Task: Where an image appears, leave it out; otherwise repeat the data exactly.

Material to process:
↓

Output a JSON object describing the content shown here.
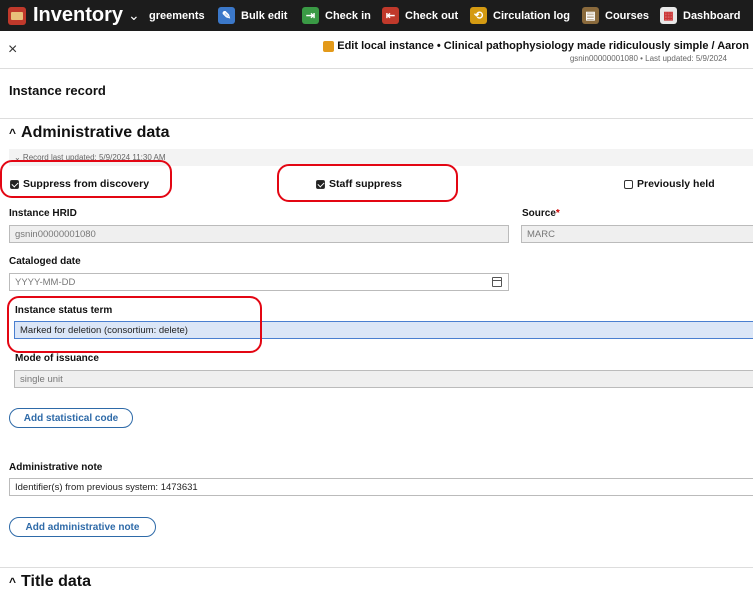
{
  "app": {
    "name": "Inventory",
    "caret": "⌄"
  },
  "nav": [
    {
      "label": "greements",
      "icon": "",
      "color": ""
    },
    {
      "label": "Bulk edit",
      "icon": "✎",
      "color": "#3b78c9"
    },
    {
      "label": "Check in",
      "icon": "⇥",
      "color": "#3a9a45"
    },
    {
      "label": "Check out",
      "icon": "⇤",
      "color": "#c0392b"
    },
    {
      "label": "Circulation log",
      "icon": "⟲",
      "color": "#d49a12"
    },
    {
      "label": "Courses",
      "icon": "▤",
      "color": "#8a6a3c"
    },
    {
      "label": "Dashboard",
      "icon": "▦",
      "color": "#e8e8e8"
    }
  ],
  "header": {
    "close": "×",
    "title": "Edit local instance • Clinical pathophysiology made ridiculously simple / Aaron",
    "subtitle": "gsnin00000001080 • Last updated: 5/9/2024"
  },
  "record": {
    "heading": "Instance record",
    "admin_heading": "Administrative data",
    "collapse_icon": "^",
    "last_updated": "⌄ Record last updated: 5/9/2024 11:30 AM",
    "suppress_discovery": {
      "label": "Suppress from discovery",
      "checked": true
    },
    "staff_suppress": {
      "label": "Staff suppress",
      "checked": true
    },
    "previously_held": {
      "label": "Previously held",
      "checked": false
    },
    "hrid": {
      "label": "Instance HRID",
      "value": "gsnin00000001080"
    },
    "source": {
      "label": "Source",
      "required": "*",
      "value": "MARC"
    },
    "cataloged": {
      "label": "Cataloged date",
      "placeholder": "YYYY-MM-DD"
    },
    "status_term": {
      "label": "Instance status term",
      "value": "Marked for deletion (consortium: delete)"
    },
    "mode": {
      "label": "Mode of issuance",
      "value": "single unit"
    },
    "add_stat": "Add statistical code",
    "admin_note": {
      "label": "Administrative note",
      "value": "Identifier(s) from previous system: 1473631"
    },
    "add_admin_note": "Add administrative note",
    "title_heading": "Title data"
  },
  "colors": {
    "annotation": "#e30613",
    "accent": "#2e6aa8"
  }
}
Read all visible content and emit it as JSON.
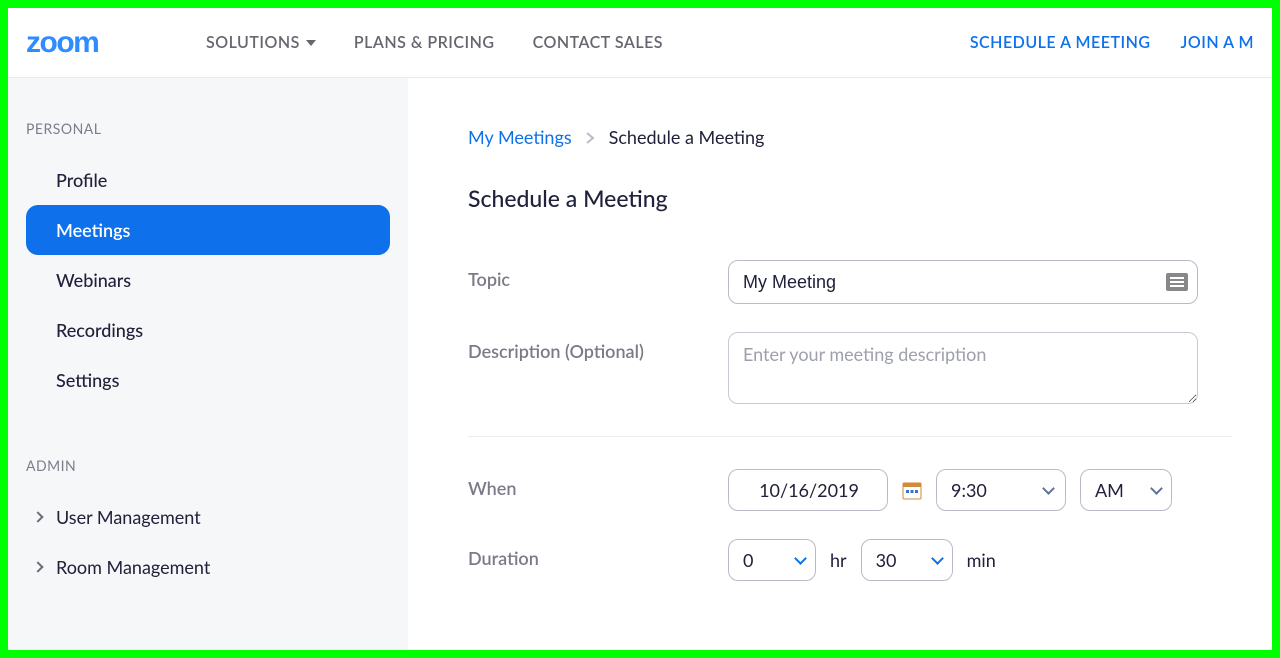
{
  "header": {
    "nav": [
      {
        "label": "SOLUTIONS",
        "has_caret": true
      },
      {
        "label": "PLANS & PRICING",
        "has_caret": false
      },
      {
        "label": "CONTACT SALES",
        "has_caret": false
      }
    ],
    "right_links": {
      "schedule": "SCHEDULE A MEETING",
      "join": "JOIN A M"
    }
  },
  "sidebar": {
    "personal_label": "PERSONAL",
    "personal_items": [
      {
        "label": "Profile",
        "active": false
      },
      {
        "label": "Meetings",
        "active": true
      },
      {
        "label": "Webinars",
        "active": false
      },
      {
        "label": "Recordings",
        "active": false
      },
      {
        "label": "Settings",
        "active": false
      }
    ],
    "admin_label": "ADMIN",
    "admin_items": [
      {
        "label": "User Management"
      },
      {
        "label": "Room Management"
      }
    ]
  },
  "main": {
    "breadcrumb": {
      "link": "My Meetings",
      "current": "Schedule a Meeting"
    },
    "title": "Schedule a Meeting",
    "form": {
      "topic_label": "Topic",
      "topic_value": "My Meeting",
      "description_label": "Description (Optional)",
      "description_placeholder": "Enter your meeting description",
      "when_label": "When",
      "when_date": "10/16/2019",
      "when_time": "9:30",
      "when_ampm": "AM",
      "duration_label": "Duration",
      "duration_hr_value": "0",
      "duration_hr_unit": "hr",
      "duration_min_value": "30",
      "duration_min_unit": "min"
    }
  }
}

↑

Answer for the task:
Output a JSON object describing the content shown here.
{
  "app": {
    "name": "Inventory",
    "caret": "⌄"
  },
  "nav": [
    {
      "label": "greements",
      "icon": "",
      "color": ""
    },
    {
      "label": "Bulk edit",
      "icon": "✎",
      "color": "#3b78c9"
    },
    {
      "label": "Check in",
      "icon": "⇥",
      "color": "#3a9a45"
    },
    {
      "label": "Check out",
      "icon": "⇤",
      "color": "#c0392b"
    },
    {
      "label": "Circulation log",
      "icon": "⟲",
      "color": "#d49a12"
    },
    {
      "label": "Courses",
      "icon": "▤",
      "color": "#8a6a3c"
    },
    {
      "label": "Dashboard",
      "icon": "▦",
      "color": "#e8e8e8"
    }
  ],
  "header": {
    "close": "×",
    "title": "Edit local instance • Clinical pathophysiology made ridiculously simple / Aaron",
    "subtitle": "gsnin00000001080 • Last updated: 5/9/2024"
  },
  "record": {
    "heading": "Instance record",
    "admin_heading": "Administrative data",
    "collapse_icon": "^",
    "last_updated": "⌄ Record last updated: 5/9/2024 11:30 AM",
    "suppress_discovery": {
      "label": "Suppress from discovery",
      "checked": true
    },
    "staff_suppress": {
      "label": "Staff suppress",
      "checked": true
    },
    "previously_held": {
      "label": "Previously held",
      "checked": false
    },
    "hrid": {
      "label": "Instance HRID",
      "value": "gsnin00000001080"
    },
    "source": {
      "label": "Source",
      "required": "*",
      "value": "MARC"
    },
    "cataloged": {
      "label": "Cataloged date",
      "placeholder": "YYYY-MM-DD"
    },
    "status_term": {
      "label": "Instance status term",
      "value": "Marked for deletion (consortium: delete)"
    },
    "mode": {
      "label": "Mode of issuance",
      "value": "single unit"
    },
    "add_stat": "Add statistical code",
    "admin_note": {
      "label": "Administrative note",
      "value": "Identifier(s) from previous system: 1473631"
    },
    "add_admin_note": "Add administrative note",
    "title_heading": "Title data"
  },
  "colors": {
    "annotation": "#e30613",
    "accent": "#2e6aa8"
  }
}
Read all visible content and emit it as JSON.
{
  "header": {
    "nav": [
      {
        "label": "SOLUTIONS",
        "has_caret": true
      },
      {
        "label": "PLANS & PRICING",
        "has_caret": false
      },
      {
        "label": "CONTACT SALES",
        "has_caret": false
      }
    ],
    "right_links": {
      "schedule": "SCHEDULE A MEETING",
      "join": "JOIN A M"
    }
  },
  "sidebar": {
    "personal_label": "PERSONAL",
    "personal_items": [
      {
        "label": "Profile",
        "active": false
      },
      {
        "label": "Meetings",
        "active": true
      },
      {
        "label": "Webinars",
        "active": false
      },
      {
        "label": "Recordings",
        "active": false
      },
      {
        "label": "Settings",
        "active": false
      }
    ],
    "admin_label": "ADMIN",
    "admin_items": [
      {
        "label": "User Management"
      },
      {
        "label": "Room Management"
      }
    ]
  },
  "main": {
    "breadcrumb": {
      "link": "My Meetings",
      "current": "Schedule a Meeting"
    },
    "title": "Schedule a Meeting",
    "form": {
      "topic_label": "Topic",
      "topic_value": "My Meeting",
      "description_label": "Description (Optional)",
      "description_placeholder": "Enter your meeting description",
      "when_label": "When",
      "when_date": "10/16/2019",
      "when_time": "9:30",
      "when_ampm": "AM",
      "duration_label": "Duration",
      "duration_hr_value": "0",
      "duration_hr_unit": "hr",
      "duration_min_value": "30",
      "duration_min_unit": "min"
    }
  }
}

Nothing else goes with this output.